WORK INSTRUCTIONS: Search the records below for the word "heading" and show every line where it occurs.

(Beginning of DATA FOR PROCESSING)

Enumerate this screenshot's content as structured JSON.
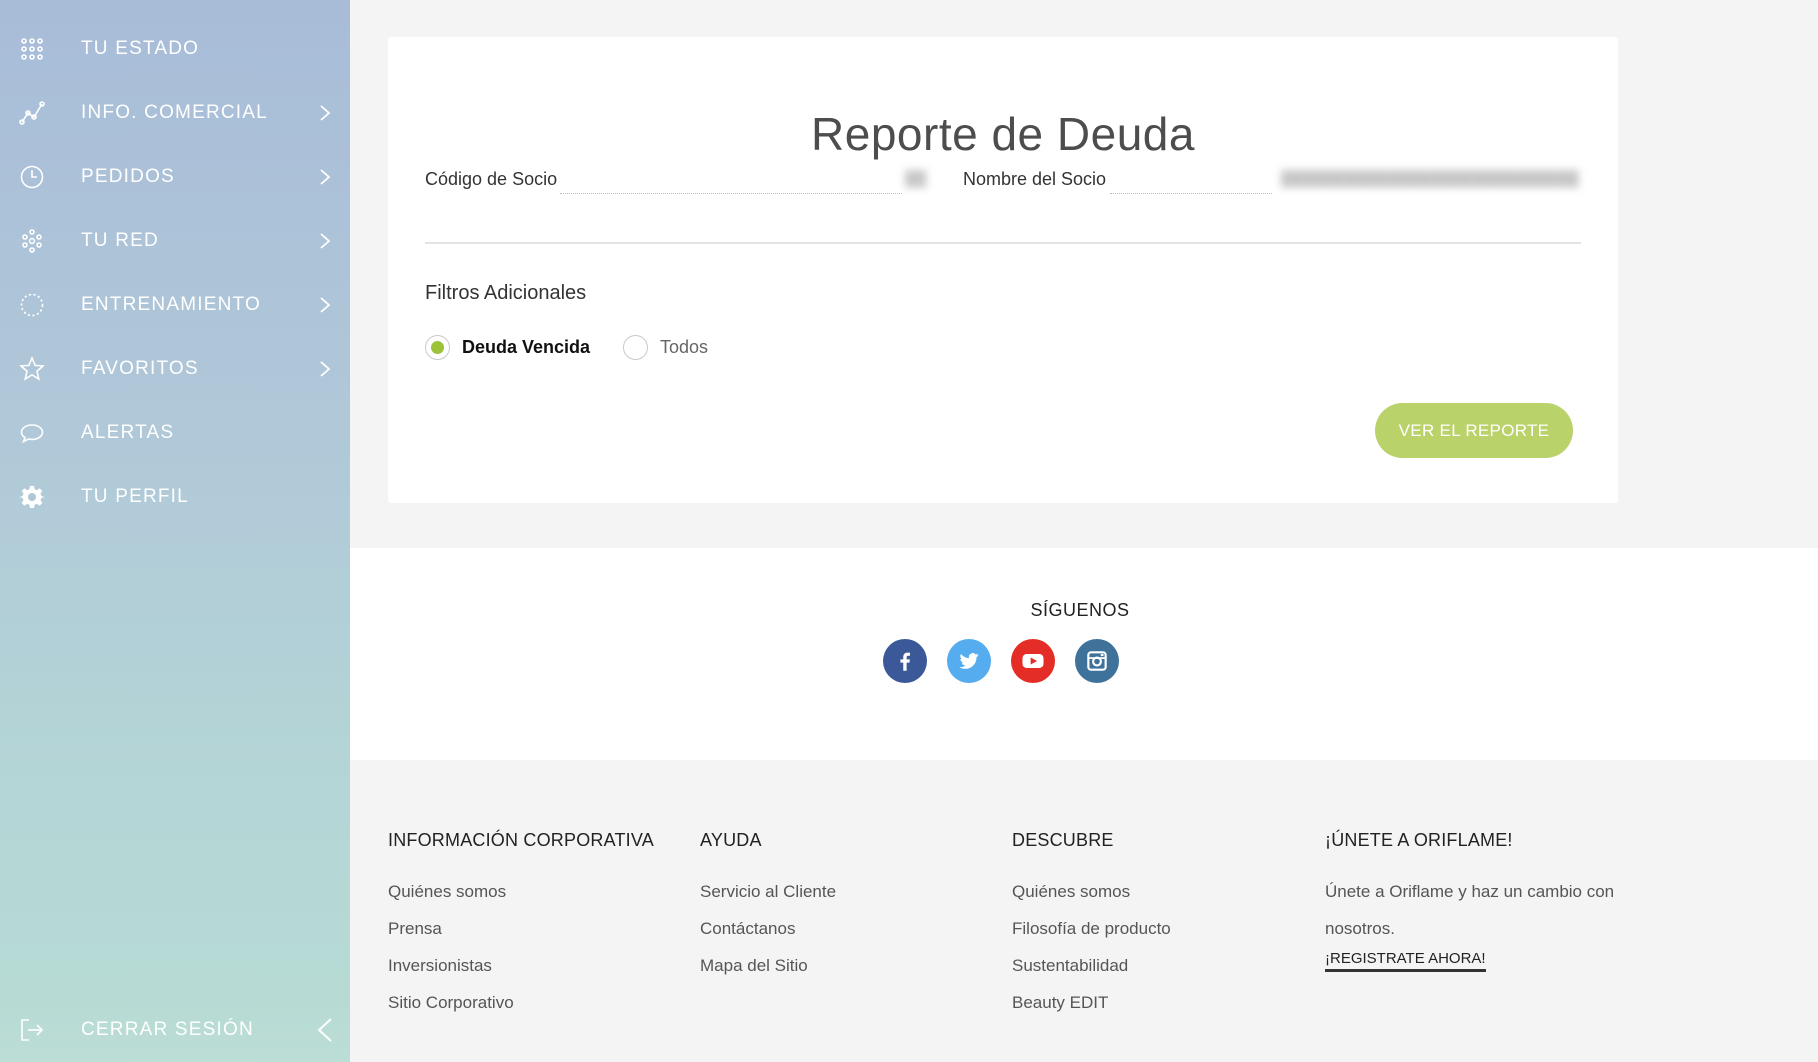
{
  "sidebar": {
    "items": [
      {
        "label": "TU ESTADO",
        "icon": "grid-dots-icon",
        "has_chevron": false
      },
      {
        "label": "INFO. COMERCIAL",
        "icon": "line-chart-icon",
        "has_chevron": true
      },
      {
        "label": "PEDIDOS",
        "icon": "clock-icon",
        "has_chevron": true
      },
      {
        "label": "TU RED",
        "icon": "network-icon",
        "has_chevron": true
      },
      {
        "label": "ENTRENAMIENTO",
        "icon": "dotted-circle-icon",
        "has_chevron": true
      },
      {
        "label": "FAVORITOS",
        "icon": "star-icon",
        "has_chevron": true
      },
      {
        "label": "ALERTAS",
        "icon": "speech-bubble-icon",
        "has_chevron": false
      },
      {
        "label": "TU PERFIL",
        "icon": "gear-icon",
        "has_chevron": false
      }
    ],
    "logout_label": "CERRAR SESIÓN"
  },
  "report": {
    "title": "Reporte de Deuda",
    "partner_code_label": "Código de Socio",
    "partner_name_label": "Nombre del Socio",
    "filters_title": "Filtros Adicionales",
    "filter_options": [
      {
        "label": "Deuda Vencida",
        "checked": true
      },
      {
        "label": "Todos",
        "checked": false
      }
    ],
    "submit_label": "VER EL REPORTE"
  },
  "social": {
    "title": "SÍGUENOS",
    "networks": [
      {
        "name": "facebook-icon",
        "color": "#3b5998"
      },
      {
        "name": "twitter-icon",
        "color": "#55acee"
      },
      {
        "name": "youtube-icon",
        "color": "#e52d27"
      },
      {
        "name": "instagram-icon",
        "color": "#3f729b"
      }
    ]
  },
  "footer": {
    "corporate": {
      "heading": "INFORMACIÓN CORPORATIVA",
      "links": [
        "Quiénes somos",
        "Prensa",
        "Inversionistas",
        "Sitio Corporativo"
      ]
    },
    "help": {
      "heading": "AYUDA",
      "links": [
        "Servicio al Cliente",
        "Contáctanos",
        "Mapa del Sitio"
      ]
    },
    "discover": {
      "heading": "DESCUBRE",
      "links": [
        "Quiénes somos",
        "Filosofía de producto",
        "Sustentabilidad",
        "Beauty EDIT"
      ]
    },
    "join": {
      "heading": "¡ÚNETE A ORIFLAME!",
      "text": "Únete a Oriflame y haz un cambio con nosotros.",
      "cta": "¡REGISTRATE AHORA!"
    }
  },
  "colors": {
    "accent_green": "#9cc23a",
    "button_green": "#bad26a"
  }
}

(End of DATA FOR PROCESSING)

EXERCISE RESPONSE:
      "heading": "INFORMACIÓN CORPORATIVA",
      "heading": "AYUDA",
      "heading": "DESCUBRE",
      "heading": "¡ÚNETE A ORIFLAME!",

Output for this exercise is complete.